[Excerpts from an interface dataset]
============
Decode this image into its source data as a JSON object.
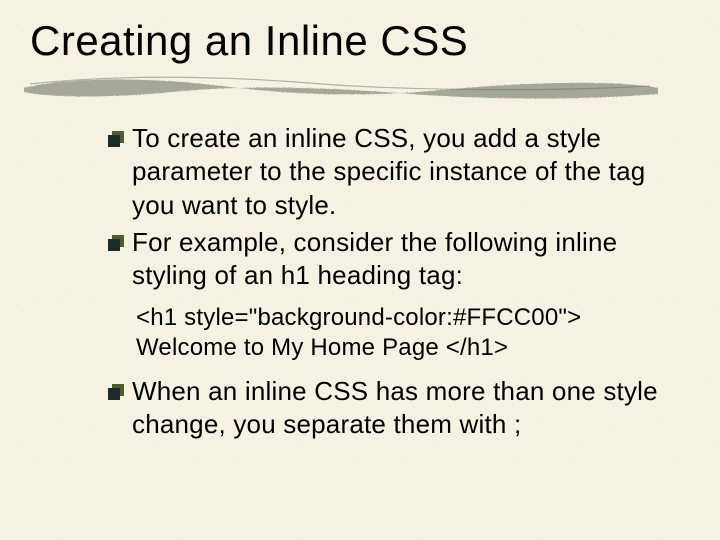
{
  "title": "Creating an Inline CSS",
  "bullets": [
    "To create an inline CSS, you add a style parameter to the specific instance of the tag you want to style.",
    "For example, consider the following inline styling of an h1 heading tag:"
  ],
  "code": {
    "line1": "<h1 style=\"background-color:#FFCC00\">",
    "line2": "Welcome to My Home Page </h1>"
  },
  "bullet3": "When an inline CSS has more than one style change, you separate them with ;",
  "colors": {
    "bg": "#f5f2e3",
    "brush": "#8c8f84",
    "bulletDark": "#1d2a2a",
    "bulletOlive": "#4f5a2f"
  }
}
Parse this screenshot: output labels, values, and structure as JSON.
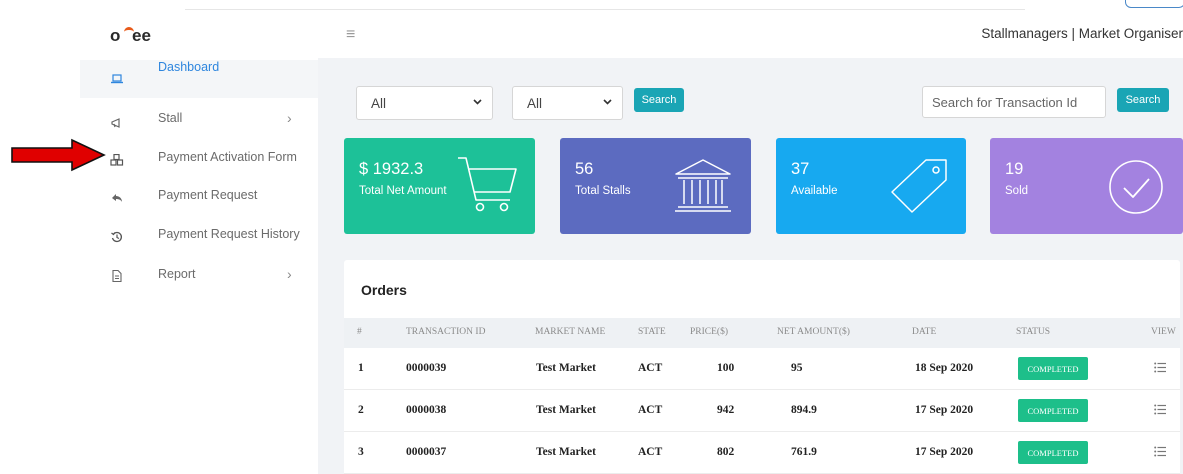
{
  "header": {
    "user_text": "Stallmanagers | Market Organiser"
  },
  "sidebar": {
    "items": [
      {
        "label": "Dashboard",
        "icon": "laptop-icon",
        "active": true
      },
      {
        "label": "Stall",
        "icon": "megaphone-icon",
        "has_submenu": true
      },
      {
        "label": "Payment Activation Form",
        "icon": "cubes-icon"
      },
      {
        "label": "Payment Request",
        "icon": "reply-icon"
      },
      {
        "label": "Payment Request History",
        "icon": "history-icon"
      },
      {
        "label": "Report",
        "icon": "document-icon",
        "has_submenu": true
      }
    ]
  },
  "filters": {
    "select1": "All",
    "select2": "All",
    "search_label": "Search",
    "txn_placeholder": "Search for Transaction Id",
    "txn_search_label": "Search"
  },
  "cards": [
    {
      "value": "$ 1932.3",
      "label": "Total Net Amount",
      "color": "#1dc198",
      "icon": "cart-icon"
    },
    {
      "value": "56",
      "label": "Total Stalls",
      "color": "#5c6bc0",
      "icon": "bank-icon"
    },
    {
      "value": "37",
      "label": "Available",
      "color": "#17a9f0",
      "icon": "tag-icon"
    },
    {
      "value": "19",
      "label": "Sold",
      "color": "#a382e0",
      "icon": "check-circle-icon"
    }
  ],
  "orders": {
    "title": "Orders",
    "columns": [
      "#",
      "TRANSACTION ID",
      "MARKET NAME",
      "STATE",
      "PRICE($)",
      "NET AMOUNT($)",
      "DATE",
      "STATUS",
      "VIEW"
    ],
    "rows": [
      {
        "n": "1",
        "txn": "0000039",
        "market": "Test Market",
        "state": "ACT",
        "price": "100",
        "net": "95",
        "date": "18 Sep 2020",
        "status": "COMPLETED"
      },
      {
        "n": "2",
        "txn": "0000038",
        "market": "Test Market",
        "state": "ACT",
        "price": "942",
        "net": "894.9",
        "date": "17 Sep 2020",
        "status": "COMPLETED"
      },
      {
        "n": "3",
        "txn": "0000037",
        "market": "Test Market",
        "state": "ACT",
        "price": "802",
        "net": "761.9",
        "date": "17 Sep 2020",
        "status": "COMPLETED"
      }
    ]
  },
  "colors": {
    "accent": "#2e86de",
    "search_button": "#1aa5b5",
    "status_completed": "#1dbf8a",
    "annotation_arrow": "#e00000"
  }
}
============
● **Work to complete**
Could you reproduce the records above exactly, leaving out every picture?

● **Output for this exercise**
Decode this image into its source data as a JSON object.
{
  "title": "Creating an Inline CSS",
  "bullets": [
    "To create an inline CSS, you add a style parameter to the specific instance of the tag you want to style.",
    "For example, consider the following inline styling of an h1 heading tag:"
  ],
  "code": {
    "line1": "<h1 style=\"background-color:#FFCC00\">",
    "line2": "Welcome to My Home Page </h1>"
  },
  "bullet3": "When an inline CSS has more than one style change, you separate them with ;",
  "colors": {
    "bg": "#f5f2e3",
    "brush": "#8c8f84",
    "bulletDark": "#1d2a2a",
    "bulletOlive": "#4f5a2f"
  }
}
Parse this screenshot: output labels, values, and structure as JSON.
{
  "header": {
    "user_text": "Stallmanagers | Market Organiser"
  },
  "sidebar": {
    "items": [
      {
        "label": "Dashboard",
        "icon": "laptop-icon",
        "active": true
      },
      {
        "label": "Stall",
        "icon": "megaphone-icon",
        "has_submenu": true
      },
      {
        "label": "Payment Activation Form",
        "icon": "cubes-icon"
      },
      {
        "label": "Payment Request",
        "icon": "reply-icon"
      },
      {
        "label": "Payment Request History",
        "icon": "history-icon"
      },
      {
        "label": "Report",
        "icon": "document-icon",
        "has_submenu": true
      }
    ]
  },
  "filters": {
    "select1": "All",
    "select2": "All",
    "search_label": "Search",
    "txn_placeholder": "Search for Transaction Id",
    "txn_search_label": "Search"
  },
  "cards": [
    {
      "value": "$ 1932.3",
      "label": "Total Net Amount",
      "color": "#1dc198",
      "icon": "cart-icon"
    },
    {
      "value": "56",
      "label": "Total Stalls",
      "color": "#5c6bc0",
      "icon": "bank-icon"
    },
    {
      "value": "37",
      "label": "Available",
      "color": "#17a9f0",
      "icon": "tag-icon"
    },
    {
      "value": "19",
      "label": "Sold",
      "color": "#a382e0",
      "icon": "check-circle-icon"
    }
  ],
  "orders": {
    "title": "Orders",
    "columns": [
      "#",
      "TRANSACTION ID",
      "MARKET NAME",
      "STATE",
      "PRICE($)",
      "NET AMOUNT($)",
      "DATE",
      "STATUS",
      "VIEW"
    ],
    "rows": [
      {
        "n": "1",
        "txn": "0000039",
        "market": "Test Market",
        "state": "ACT",
        "price": "100",
        "net": "95",
        "date": "18 Sep 2020",
        "status": "COMPLETED"
      },
      {
        "n": "2",
        "txn": "0000038",
        "market": "Test Market",
        "state": "ACT",
        "price": "942",
        "net": "894.9",
        "date": "17 Sep 2020",
        "status": "COMPLETED"
      },
      {
        "n": "3",
        "txn": "0000037",
        "market": "Test Market",
        "state": "ACT",
        "price": "802",
        "net": "761.9",
        "date": "17 Sep 2020",
        "status": "COMPLETED"
      }
    ]
  },
  "colors": {
    "accent": "#2e86de",
    "search_button": "#1aa5b5",
    "status_completed": "#1dbf8a",
    "annotation_arrow": "#e00000"
  }
}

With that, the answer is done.